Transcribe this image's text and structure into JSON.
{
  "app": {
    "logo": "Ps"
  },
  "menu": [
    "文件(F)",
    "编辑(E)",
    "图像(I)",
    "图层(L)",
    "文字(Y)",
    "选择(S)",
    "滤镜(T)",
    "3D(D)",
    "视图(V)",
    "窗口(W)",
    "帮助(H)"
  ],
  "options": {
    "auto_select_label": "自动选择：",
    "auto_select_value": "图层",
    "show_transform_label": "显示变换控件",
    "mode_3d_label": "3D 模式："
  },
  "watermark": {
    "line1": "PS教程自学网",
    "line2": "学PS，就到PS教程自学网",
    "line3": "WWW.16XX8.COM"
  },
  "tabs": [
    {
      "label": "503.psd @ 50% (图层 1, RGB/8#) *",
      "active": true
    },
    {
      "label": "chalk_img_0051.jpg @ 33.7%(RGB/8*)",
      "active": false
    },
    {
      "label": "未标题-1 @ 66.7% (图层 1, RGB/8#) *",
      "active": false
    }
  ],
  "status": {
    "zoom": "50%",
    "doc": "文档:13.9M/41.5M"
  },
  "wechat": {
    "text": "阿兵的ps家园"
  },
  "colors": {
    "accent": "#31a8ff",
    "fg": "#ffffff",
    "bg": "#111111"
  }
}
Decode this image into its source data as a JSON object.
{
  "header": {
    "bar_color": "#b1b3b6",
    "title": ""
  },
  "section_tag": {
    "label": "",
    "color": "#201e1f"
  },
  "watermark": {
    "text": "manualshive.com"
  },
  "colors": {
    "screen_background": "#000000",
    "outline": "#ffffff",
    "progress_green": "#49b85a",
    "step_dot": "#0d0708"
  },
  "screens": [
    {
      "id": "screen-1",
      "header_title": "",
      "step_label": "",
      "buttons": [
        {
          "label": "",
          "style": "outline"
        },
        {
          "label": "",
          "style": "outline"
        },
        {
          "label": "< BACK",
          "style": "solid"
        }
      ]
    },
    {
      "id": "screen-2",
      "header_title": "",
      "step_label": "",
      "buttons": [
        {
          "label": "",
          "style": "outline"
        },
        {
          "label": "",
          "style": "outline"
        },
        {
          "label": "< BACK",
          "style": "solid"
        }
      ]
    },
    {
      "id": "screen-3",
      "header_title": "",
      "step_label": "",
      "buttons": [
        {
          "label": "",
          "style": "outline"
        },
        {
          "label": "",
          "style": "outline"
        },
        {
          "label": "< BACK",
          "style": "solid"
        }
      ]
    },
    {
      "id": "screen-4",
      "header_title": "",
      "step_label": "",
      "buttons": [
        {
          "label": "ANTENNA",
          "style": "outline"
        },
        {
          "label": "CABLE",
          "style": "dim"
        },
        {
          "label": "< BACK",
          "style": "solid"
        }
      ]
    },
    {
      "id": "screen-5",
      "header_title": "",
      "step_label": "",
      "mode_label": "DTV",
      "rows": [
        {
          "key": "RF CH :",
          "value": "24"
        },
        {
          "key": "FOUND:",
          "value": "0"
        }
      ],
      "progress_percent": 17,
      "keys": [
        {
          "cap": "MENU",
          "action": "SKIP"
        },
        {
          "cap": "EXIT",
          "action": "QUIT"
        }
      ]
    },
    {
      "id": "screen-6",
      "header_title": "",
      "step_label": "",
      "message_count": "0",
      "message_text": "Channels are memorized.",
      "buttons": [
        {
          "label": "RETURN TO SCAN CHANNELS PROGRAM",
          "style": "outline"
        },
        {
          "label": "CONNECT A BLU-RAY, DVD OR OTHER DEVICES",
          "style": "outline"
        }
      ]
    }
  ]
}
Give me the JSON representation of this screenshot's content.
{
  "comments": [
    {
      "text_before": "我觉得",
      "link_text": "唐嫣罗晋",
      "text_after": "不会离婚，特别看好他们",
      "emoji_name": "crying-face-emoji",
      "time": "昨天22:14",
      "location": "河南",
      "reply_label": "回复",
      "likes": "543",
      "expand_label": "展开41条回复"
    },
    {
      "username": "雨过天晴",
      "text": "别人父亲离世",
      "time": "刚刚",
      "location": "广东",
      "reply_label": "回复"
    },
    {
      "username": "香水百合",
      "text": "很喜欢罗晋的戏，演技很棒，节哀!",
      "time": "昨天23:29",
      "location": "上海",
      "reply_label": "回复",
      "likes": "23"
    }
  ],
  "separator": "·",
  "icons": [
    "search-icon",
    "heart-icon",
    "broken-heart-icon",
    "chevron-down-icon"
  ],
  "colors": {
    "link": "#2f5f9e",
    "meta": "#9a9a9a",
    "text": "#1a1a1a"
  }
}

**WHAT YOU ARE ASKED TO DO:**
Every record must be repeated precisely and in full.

**OUTPUT FOR THIS EXERCISE:**
Transcribe this image's text and structure into JSON.
{
  "app": {
    "logo": "Ps"
  },
  "menu": [
    "文件(F)",
    "编辑(E)",
    "图像(I)",
    "图层(L)",
    "文字(Y)",
    "选择(S)",
    "滤镜(T)",
    "3D(D)",
    "视图(V)",
    "窗口(W)",
    "帮助(H)"
  ],
  "options": {
    "auto_select_label": "自动选择：",
    "auto_select_value": "图层",
    "show_transform_label": "显示变换控件",
    "mode_3d_label": "3D 模式："
  },
  "watermark": {
    "line1": "PS教程自学网",
    "line2": "学PS，就到PS教程自学网",
    "line3": "WWW.16XX8.COM"
  },
  "tabs": [
    {
      "label": "503.psd @ 50% (图层 1, RGB/8#) *",
      "active": true
    },
    {
      "label": "chalk_img_0051.jpg @ 33.7%(RGB/8*)",
      "active": false
    },
    {
      "label": "未标题-1 @ 66.7% (图层 1, RGB/8#) *",
      "active": false
    }
  ],
  "status": {
    "zoom": "50%",
    "doc": "文档:13.9M/41.5M"
  },
  "wechat": {
    "text": "阿兵的ps家园"
  },
  "colors": {
    "accent": "#31a8ff",
    "fg": "#ffffff",
    "bg": "#111111"
  }
}
Decode this image into its source data as a JSON object.
{
  "header": {
    "bar_color": "#b1b3b6",
    "title": ""
  },
  "section_tag": {
    "label": "",
    "color": "#201e1f"
  },
  "watermark": {
    "text": "manualshive.com"
  },
  "colors": {
    "screen_background": "#000000",
    "outline": "#ffffff",
    "progress_green": "#49b85a",
    "step_dot": "#0d0708"
  },
  "screens": [
    {
      "id": "screen-1",
      "header_title": "",
      "step_label": "",
      "buttons": [
        {
          "label": "",
          "style": "outline"
        },
        {
          "label": "",
          "style": "outline"
        },
        {
          "label": "< BACK",
          "style": "solid"
        }
      ]
    },
    {
      "id": "screen-2",
      "header_title": "",
      "step_label": "",
      "buttons": [
        {
          "label": "",
          "style": "outline"
        },
        {
          "label": "",
          "style": "outline"
        },
        {
          "label": "< BACK",
          "style": "solid"
        }
      ]
    },
    {
      "id": "screen-3",
      "header_title": "",
      "step_label": "",
      "buttons": [
        {
          "label": "",
          "style": "outline"
        },
        {
          "label": "",
          "style": "outline"
        },
        {
          "label": "< BACK",
          "style": "solid"
        }
      ]
    },
    {
      "id": "screen-4",
      "header_title": "",
      "step_label": "",
      "buttons": [
        {
          "label": "ANTENNA",
          "style": "outline"
        },
        {
          "label": "CABLE",
          "style": "dim"
        },
        {
          "label": "< BACK",
          "style": "solid"
        }
      ]
    },
    {
      "id": "screen-5",
      "header_title": "",
      "step_label": "",
      "mode_label": "DTV",
      "rows": [
        {
          "key": "RF CH :",
          "value": "24"
        },
        {
          "key": "FOUND:",
          "value": "0"
        }
      ],
      "progress_percent": 17,
      "keys": [
        {
          "cap": "MENU",
          "action": "SKIP"
        },
        {
          "cap": "EXIT",
          "action": "QUIT"
        }
      ]
    },
    {
      "id": "screen-6",
      "header_title": "",
      "step_label": "",
      "message_count": "0",
      "message_text": "Channels are memorized.",
      "buttons": [
        {
          "label": "RETURN TO SCAN CHANNELS PROGRAM",
          "style": "outline"
        },
        {
          "label": "CONNECT A BLU-RAY, DVD OR OTHER DEVICES",
          "style": "outline"
        }
      ]
    }
  ]
}
Give me the JSON representation of this screenshot's content.
{
  "comments": [
    {
      "text_before": "我觉得",
      "link_text": "唐嫣罗晋",
      "text_after": "不会离婚，特别看好他们",
      "emoji_name": "crying-face-emoji",
      "time": "昨天22:14",
      "location": "河南",
      "reply_label": "回复",
      "likes": "543",
      "expand_label": "展开41条回复"
    },
    {
      "username": "雨过天晴",
      "text": "别人父亲离世",
      "time": "刚刚",
      "location": "广东",
      "reply_label": "回复"
    },
    {
      "username": "香水百合",
      "text": "很喜欢罗晋的戏，演技很棒，节哀!",
      "time": "昨天23:29",
      "location": "上海",
      "reply_label": "回复",
      "likes": "23"
    }
  ],
  "separator": "·",
  "icons": [
    "search-icon",
    "heart-icon",
    "broken-heart-icon",
    "chevron-down-icon"
  ],
  "colors": {
    "link": "#2f5f9e",
    "meta": "#9a9a9a",
    "text": "#1a1a1a"
  }
}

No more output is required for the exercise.